I have mentioned Teresa Nielsen Hayden before. She’s one of those very practical, down to earth writers who can really tell a story and talk about how to tell stories, and I like the way she does those things. So it’s no surprise that she has managed to articulate something that has escaped me for a while. You know how the lit-criterati get on my nerves with their whining about the decline of (what they like to call) serious reading? TNH looks at one such example of extended whining about the closing of an independent book store in Boston and comments thus:
It’s such a fine and mournful and elevated sentiment—Emmeline Grangerford herself couldn’t have done no better—that you almost don’t want to tell him that by our best calculations, using every scrap of reliable data we can lay hands on, at this very moment more people are reading more books, reading a greater variety of books, continuing to read them later in life, et cetera and so forth, than ever before in the history of civilization.
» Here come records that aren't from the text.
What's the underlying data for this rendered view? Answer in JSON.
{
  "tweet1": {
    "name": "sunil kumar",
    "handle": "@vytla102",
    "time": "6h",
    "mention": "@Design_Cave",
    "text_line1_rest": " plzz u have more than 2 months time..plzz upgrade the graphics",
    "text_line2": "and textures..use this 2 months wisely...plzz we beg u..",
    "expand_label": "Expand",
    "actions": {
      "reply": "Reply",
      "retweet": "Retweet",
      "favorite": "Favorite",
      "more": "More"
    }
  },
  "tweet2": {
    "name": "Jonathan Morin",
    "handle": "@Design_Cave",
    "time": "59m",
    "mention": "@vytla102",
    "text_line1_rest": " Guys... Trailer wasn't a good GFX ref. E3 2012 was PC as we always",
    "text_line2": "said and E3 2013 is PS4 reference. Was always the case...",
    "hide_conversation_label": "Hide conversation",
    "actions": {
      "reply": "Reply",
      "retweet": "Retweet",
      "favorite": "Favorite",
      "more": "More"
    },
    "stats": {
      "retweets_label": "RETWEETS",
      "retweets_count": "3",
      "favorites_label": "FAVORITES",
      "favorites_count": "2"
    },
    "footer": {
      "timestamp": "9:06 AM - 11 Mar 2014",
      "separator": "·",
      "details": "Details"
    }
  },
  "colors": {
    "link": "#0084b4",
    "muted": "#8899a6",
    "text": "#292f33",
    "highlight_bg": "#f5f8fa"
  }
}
This was the piece I wasn’t articulating. People are reading, and reading a lot. So when the lit-criterati ask what’s happened to the relevance of the serious novel, and how can we restore it? what they want to know is, why their own books are under appreciated. The problem couldn’t be the book or the writer, of course; it must be the readers.